%%
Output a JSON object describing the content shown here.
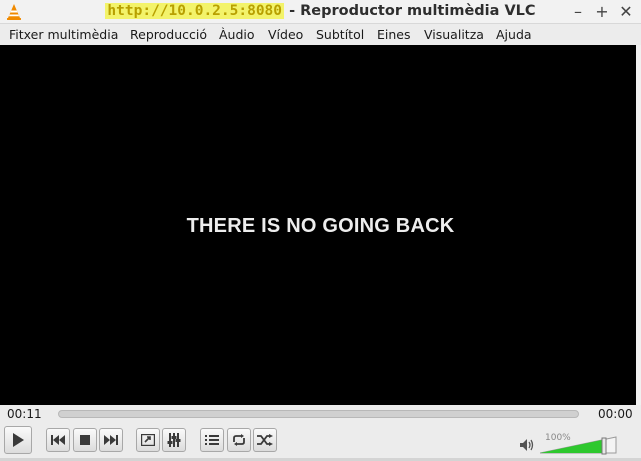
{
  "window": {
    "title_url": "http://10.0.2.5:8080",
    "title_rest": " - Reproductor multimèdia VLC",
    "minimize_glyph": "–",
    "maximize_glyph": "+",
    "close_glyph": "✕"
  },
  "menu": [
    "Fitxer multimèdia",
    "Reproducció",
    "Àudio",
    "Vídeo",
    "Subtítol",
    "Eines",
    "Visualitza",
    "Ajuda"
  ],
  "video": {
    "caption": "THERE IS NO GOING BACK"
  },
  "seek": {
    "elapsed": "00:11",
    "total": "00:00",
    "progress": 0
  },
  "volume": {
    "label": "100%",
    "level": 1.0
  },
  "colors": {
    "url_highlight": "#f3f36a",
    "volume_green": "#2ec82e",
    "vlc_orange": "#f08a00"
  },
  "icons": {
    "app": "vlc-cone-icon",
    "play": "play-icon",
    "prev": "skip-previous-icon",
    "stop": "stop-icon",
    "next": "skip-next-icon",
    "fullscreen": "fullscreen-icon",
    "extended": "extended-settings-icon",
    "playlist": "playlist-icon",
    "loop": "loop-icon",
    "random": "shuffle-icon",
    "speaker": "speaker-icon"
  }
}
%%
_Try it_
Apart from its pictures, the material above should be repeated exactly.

_Answer area_
Output a JSON object describing the content shown here.
{
  "window": {
    "title_url": "http://10.0.2.5:8080",
    "title_rest": " - Reproductor multimèdia VLC",
    "minimize_glyph": "–",
    "maximize_glyph": "+",
    "close_glyph": "✕"
  },
  "menu": [
    "Fitxer multimèdia",
    "Reproducció",
    "Àudio",
    "Vídeo",
    "Subtítol",
    "Eines",
    "Visualitza",
    "Ajuda"
  ],
  "video": {
    "caption": "THERE IS NO GOING BACK"
  },
  "seek": {
    "elapsed": "00:11",
    "total": "00:00",
    "progress": 0
  },
  "volume": {
    "label": "100%",
    "level": 1.0
  },
  "colors": {
    "url_highlight": "#f3f36a",
    "volume_green": "#2ec82e",
    "vlc_orange": "#f08a00"
  },
  "icons": {
    "app": "vlc-cone-icon",
    "play": "play-icon",
    "prev": "skip-previous-icon",
    "stop": "stop-icon",
    "next": "skip-next-icon",
    "fullscreen": "fullscreen-icon",
    "extended": "extended-settings-icon",
    "playlist": "playlist-icon",
    "loop": "loop-icon",
    "random": "shuffle-icon",
    "speaker": "speaker-icon"
  }
}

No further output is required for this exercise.